Beckett's portrayal of a world of insignificance and incomprehensibility has led many critics to identify Waiting for Godot with existentialism, the Theater of the Absurd, postmodernism, and nihilism. Although his works contain slapstick and dark comedy, his characters are often grotesquely exaggerated caricatures—oblivious to predictability and their impending demise. Many critics contend that Beckett's progression from language to silence and light to darkness reflects the author's growing pessimistic vision, yet some feel that by stripping down the characters to the basest levels, Beckett actually proposed rebirth. Some commentators note the numerous biblical allusions, repetitions, and ironic devices in his plays.
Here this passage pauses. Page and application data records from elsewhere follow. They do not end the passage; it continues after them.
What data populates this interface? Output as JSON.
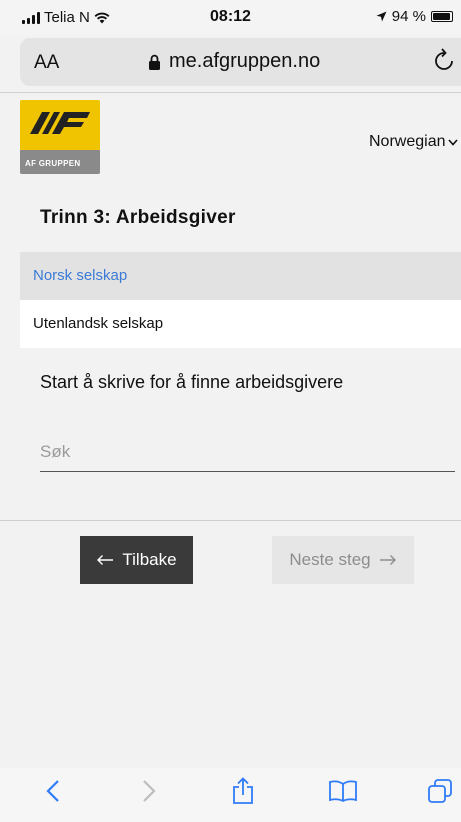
{
  "status_bar": {
    "carrier": "Telia N",
    "time": "08:12",
    "battery": "94 %",
    "battery_level": 0.94
  },
  "browser": {
    "text_size_label": "AA",
    "url": "me.afgruppen.no"
  },
  "logo": {
    "band_text": "AF GRUPPEN"
  },
  "language": {
    "selected": "Norwegian"
  },
  "step": {
    "title": "Trinn 3: Arbeidsgiver"
  },
  "company_type": {
    "options": [
      "Norsk selskap",
      "Utenlandsk selskap"
    ],
    "selected": "Norsk selskap"
  },
  "search": {
    "label": "Start å skrive for å finne arbeidsgivere",
    "placeholder": "Søk",
    "value": ""
  },
  "nav": {
    "back_label": "Tilbake",
    "next_label": "Neste steg"
  },
  "colors": {
    "logo_yellow": "#f0c400",
    "selected_tab_text": "#3b7bd6",
    "back_button_bg": "#3a3a3a",
    "ios_blue": "#2f7cf6"
  }
}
His works have been interpreted as religious ideologies, chess analogies, atheist texts, and Eastern existentialism, yet Beckett warned against trying to perceive his intended thought, often commenting that his works have no definitive meaning and advocating the individual's right to personal interpretation.